1-A child who responds to sound does not have a hearing loss.
Hearing loss is a spectrum. The child may hear some but not all sounds. A child should have their hearing tested who has delayed speech, responds to sounds inconsistently, is inattentive, displays behavioral changes or responds incorrectly to simple basic questions.
2-Having a late-diagnosed hearing loss is the same as being born with a hearing loss.
There is a significant difference between hearing loss that occurs after versus prior to the development of language. Children whose hearing loss occurred before they developed language can develop coping skills such as lip reading, but they do not have the benefit of hearing normally while learning to speak. The sound of their voice may be different, their language may be missing in nuance, and learning vocabulary may not come naturally to them.
3-Hearing aids and cochlear implants restore hearing to normal.
A person does not obtain 'normal' hearing by wearing a hearing aid or cochlear implant (CI), and using them is not the same as wearing glasses.
Hearing aids increase the volume of sound, but they do not significantly improve clarity nor do they function well in noisy locations. They can slightly enhance clarity by raising the volume in certain frequencies. The benefits of cochlear implants vary widely, from providing almost normal hearing to giving wearers access only to environmental sounds.

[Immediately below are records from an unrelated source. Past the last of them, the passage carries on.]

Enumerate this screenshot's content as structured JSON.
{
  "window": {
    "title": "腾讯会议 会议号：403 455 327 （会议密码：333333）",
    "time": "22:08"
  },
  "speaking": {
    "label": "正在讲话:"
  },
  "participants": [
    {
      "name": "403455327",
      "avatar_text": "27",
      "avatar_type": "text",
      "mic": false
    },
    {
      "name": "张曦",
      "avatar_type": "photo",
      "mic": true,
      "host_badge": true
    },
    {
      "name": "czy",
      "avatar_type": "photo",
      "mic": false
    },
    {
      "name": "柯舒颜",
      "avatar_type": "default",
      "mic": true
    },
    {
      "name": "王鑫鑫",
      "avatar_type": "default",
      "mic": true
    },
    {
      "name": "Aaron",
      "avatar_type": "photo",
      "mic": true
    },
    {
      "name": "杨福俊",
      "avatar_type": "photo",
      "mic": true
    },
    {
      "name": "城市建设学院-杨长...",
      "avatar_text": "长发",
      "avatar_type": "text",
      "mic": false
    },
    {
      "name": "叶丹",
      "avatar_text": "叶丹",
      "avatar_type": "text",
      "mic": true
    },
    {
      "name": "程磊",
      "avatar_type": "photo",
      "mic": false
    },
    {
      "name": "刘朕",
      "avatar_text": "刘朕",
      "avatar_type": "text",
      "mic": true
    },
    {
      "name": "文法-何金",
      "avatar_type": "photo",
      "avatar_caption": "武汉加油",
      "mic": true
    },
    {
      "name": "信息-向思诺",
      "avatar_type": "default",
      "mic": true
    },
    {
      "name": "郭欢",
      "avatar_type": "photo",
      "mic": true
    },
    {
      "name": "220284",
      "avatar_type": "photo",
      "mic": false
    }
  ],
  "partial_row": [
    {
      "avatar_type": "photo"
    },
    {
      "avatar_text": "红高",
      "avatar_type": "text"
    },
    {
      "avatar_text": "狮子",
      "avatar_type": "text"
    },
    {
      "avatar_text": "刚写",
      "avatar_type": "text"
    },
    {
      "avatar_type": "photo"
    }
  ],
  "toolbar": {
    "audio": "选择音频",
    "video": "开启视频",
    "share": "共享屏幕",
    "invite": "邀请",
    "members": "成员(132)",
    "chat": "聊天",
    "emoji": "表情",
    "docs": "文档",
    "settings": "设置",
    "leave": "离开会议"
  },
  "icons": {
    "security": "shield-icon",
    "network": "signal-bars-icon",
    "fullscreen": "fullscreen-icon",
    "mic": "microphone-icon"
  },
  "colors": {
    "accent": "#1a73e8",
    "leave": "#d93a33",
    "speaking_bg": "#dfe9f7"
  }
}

4-With hearing aids or CIs, children can usually hear everything that is said in class, and if they can't hear something they will advise the teacher.
Many children with hearing loss perform well in class, so teachers and staff sometimes forget the child has a hearing loss. This does not mean that the child hears everything, even when the child appears attentive. Students with hearing loss may sometimes respond correctly, yet still miss important information, especially in subjects such as science and math, where unfamiliar words may be used and the information cannot be gleaned from the context of the sentence.

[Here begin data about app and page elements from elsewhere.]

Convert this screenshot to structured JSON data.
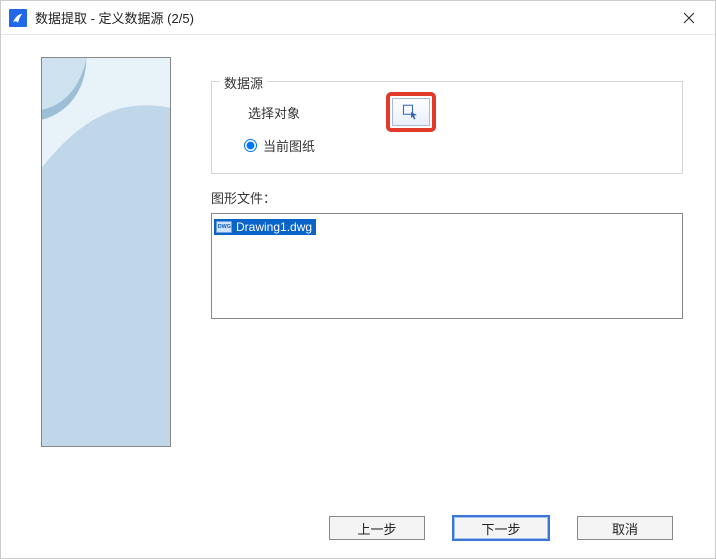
{
  "titlebar": {
    "title": "数据提取 - 定义数据源 (2/5)"
  },
  "source": {
    "group_title": "数据源",
    "select_objects_label": "选择对象",
    "current_drawing_label": "当前图纸"
  },
  "files": {
    "label": "图形文件：",
    "item": "Drawing1.dwg"
  },
  "footer": {
    "back": "上一步",
    "next": "下一步",
    "cancel": "取消"
  }
}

It is tiring for children with hearing loss to listen intently for a prolonged period, so they should not be chastised for zoning out during a discussion. Children are unlikely to raise their hand voluntarily if they think they didn't hear something, and they may not realize if they miss critical information. It is burdensome to ask to have information repeated, so the student may simply smile and nod instead. A cold or allergies can further impact how well they hear.
Teachers and students need to face the child with hearing loss and not the blackboard when speaking. Directions should be repeated and written down. Speech should be at a normal pace, since speaking slowly distorts speech.
5-Increasing the sound volume will enable a child with hearing loss to understand what is said.
Increasing the volume is only part of the solution, since it can garble the sound quality. Yelling and over-articulating distorts the natural rhythm of speech and makes lip reading more difficult. A person who can hear cannot determine if speech is clear enough for a person with hearing loss to understand.
A student with hearing loss should be placed in a classroom with the least amount of background noise. Carpeting and other soft materials such as tennis balls on chair legs help to absorb echoes.
6-Children who wear hearing aids or a CI do not need an FM unit as well.
To obtain sufficient clarity, people with residual hearing may require sound to be transmitted from the microphone directly to their ear via an assistive listening system (ALS) such as an FM unit. Sitting close to the speaker can assist the listener (and facilitate lip reading), but is not a substitute.
FM-system microphones need to be passed to anyone who speaks. The child can only hear the person with the microphone and speakers who are very close to the microphone. The closer the speaker is to the microphone, the crisper the sound is.
The child may be able to hear without the FM system when the environment is quieter. But even in this setting, the teacher should have a signal to indicate to the child when it's his or her turn to read in a read-aloud situation. It can be difficult for a child with hearing loss to follow what other children are reading aloud, since he or she is reading the text and cannot watch the other children's lips at the same time.
Children with hearing loss sometimes pretend to understand so as not to draw attention to themselves.
A child with a more severe hearing loss may need real-time captioning (CART) or a note taker.
7-A child who can understand what's said in small group settings won't have a problem watching a movie or video without captions.
All films or video should have captioning AND be connected to the FM system. Providing sound to a child with residual hearing enables him or her to receive the benefits of sound (e.g., being able to recognize voices as loud, soft, angry, happy, sad, or singing voices).
A child with residual hearing has the right to hear the sound. They also need the captions in case they miss some of the dialogue. Captions will also benefit children with other learning disabilities.
8-People with hearing loss are dumb, stupid, mute, have intellectual limitations, and are bound to be unsuccessful.
People with hearing loss have the same range of intelligence as the general population. People with untreated or inadequately treated hearing loss or in noisy locations may respond inappropriately because they have not heard what was said.
9-Children with a hearing loss use American Sign Language (ASL).
Hearing loss is a spectrum. The majority of people with hearing loss do not use sign language.
10-People with hearing loss cannot learn other languages.
People with hearing loss are capable of learning another language.
Portions of this article were formerly published in 2012 on HearingHealthMatters.org.